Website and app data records
---+---
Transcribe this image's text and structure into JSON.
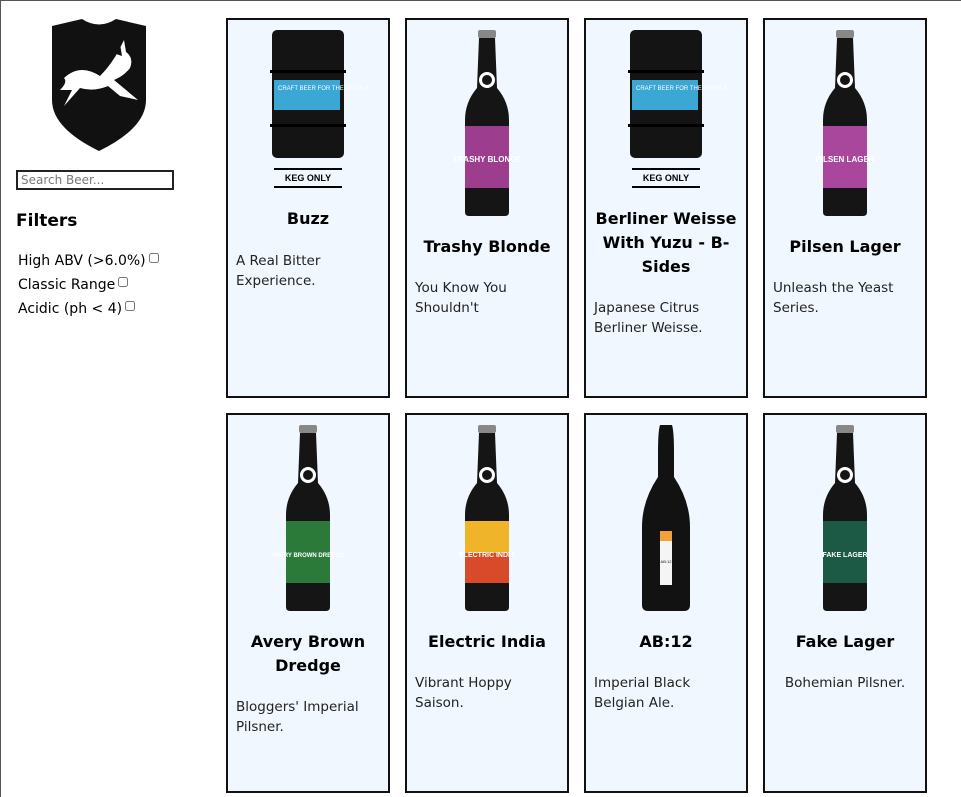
{
  "search": {
    "placeholder": "Search Beer..."
  },
  "filters": {
    "title": "Filters",
    "items": [
      {
        "label": "High ABV (>6.0%)",
        "checked": false
      },
      {
        "label": "Classic Range",
        "checked": false
      },
      {
        "label": "Acidic (ph < 4)",
        "checked": false
      }
    ]
  },
  "beers": [
    {
      "name": "Buzz",
      "tagline": "A Real Bitter Experience.",
      "image": "keg-icon",
      "keg_text": "CRAFT BEER FOR THE PEOPLE",
      "keg_only": "KEG ONLY"
    },
    {
      "name": "Trashy Blonde",
      "tagline": "You Know You Shouldn't",
      "image": "bottle-icon",
      "label_color": "#9c3d8e",
      "label_text": "TRASHY BLONDE"
    },
    {
      "name": "Berliner Weisse With Yuzu - B-Sides",
      "tagline": "Japanese Citrus Berliner Weisse.",
      "image": "keg-icon",
      "keg_text": "CRAFT BEER FOR THE PEOPLE",
      "keg_only": "KEG ONLY"
    },
    {
      "name": "Pilsen Lager",
      "tagline": "Unleash the Yeast Series.",
      "image": "bottle-icon",
      "label_color": "#a8479c",
      "label_text": "PILSEN LAGER"
    },
    {
      "name": "Avery Brown Dredge",
      "tagline": "Bloggers' Imperial Pilsner.",
      "image": "bottle-icon",
      "label_color": "#2c7a3a",
      "label_text": "AVERY BROWN DREDGE"
    },
    {
      "name": "Electric India",
      "tagline": "Vibrant Hoppy Saison.",
      "image": "bottle-icon",
      "label_color": "#d94a2a",
      "label_text": "ELECTRIC INDIA"
    },
    {
      "name": "AB:12",
      "tagline": "Imperial Black Belgian Ale.",
      "image": "champagne-bottle-icon",
      "label_color": "#f3a23a",
      "label_text": "AB:12"
    },
    {
      "name": "Fake Lager",
      "tagline": "Bohemian Pilsner.",
      "image": "bottle-icon",
      "label_color": "#1d5a45",
      "label_text": "FAKE LAGER"
    }
  ]
}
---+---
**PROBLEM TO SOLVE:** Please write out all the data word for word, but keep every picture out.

**ANSWER TO THIS EXERCISE:**
Transcribe this image's text and structure into JSON.
{
  "search": {
    "placeholder": "Search Beer..."
  },
  "filters": {
    "title": "Filters",
    "items": [
      {
        "label": "High ABV (>6.0%)",
        "checked": false
      },
      {
        "label": "Classic Range",
        "checked": false
      },
      {
        "label": "Acidic (ph < 4)",
        "checked": false
      }
    ]
  },
  "beers": [
    {
      "name": "Buzz",
      "tagline": "A Real Bitter Experience.",
      "image": "keg-icon",
      "keg_text": "CRAFT BEER FOR THE PEOPLE",
      "keg_only": "KEG ONLY"
    },
    {
      "name": "Trashy Blonde",
      "tagline": "You Know You Shouldn't",
      "image": "bottle-icon",
      "label_color": "#9c3d8e",
      "label_text": "TRASHY BLONDE"
    },
    {
      "name": "Berliner Weisse With Yuzu - B-Sides",
      "tagline": "Japanese Citrus Berliner Weisse.",
      "image": "keg-icon",
      "keg_text": "CRAFT BEER FOR THE PEOPLE",
      "keg_only": "KEG ONLY"
    },
    {
      "name": "Pilsen Lager",
      "tagline": "Unleash the Yeast Series.",
      "image": "bottle-icon",
      "label_color": "#a8479c",
      "label_text": "PILSEN LAGER"
    },
    {
      "name": "Avery Brown Dredge",
      "tagline": "Bloggers' Imperial Pilsner.",
      "image": "bottle-icon",
      "label_color": "#2c7a3a",
      "label_text": "AVERY BROWN DREDGE"
    },
    {
      "name": "Electric India",
      "tagline": "Vibrant Hoppy Saison.",
      "image": "bottle-icon",
      "label_color": "#d94a2a",
      "label_text": "ELECTRIC INDIA"
    },
    {
      "name": "AB:12",
      "tagline": "Imperial Black Belgian Ale.",
      "image": "champagne-bottle-icon",
      "label_color": "#f3a23a",
      "label_text": "AB:12"
    },
    {
      "name": "Fake Lager",
      "tagline": "Bohemian Pilsner.",
      "image": "bottle-icon",
      "label_color": "#1d5a45",
      "label_text": "FAKE LAGER"
    }
  ]
}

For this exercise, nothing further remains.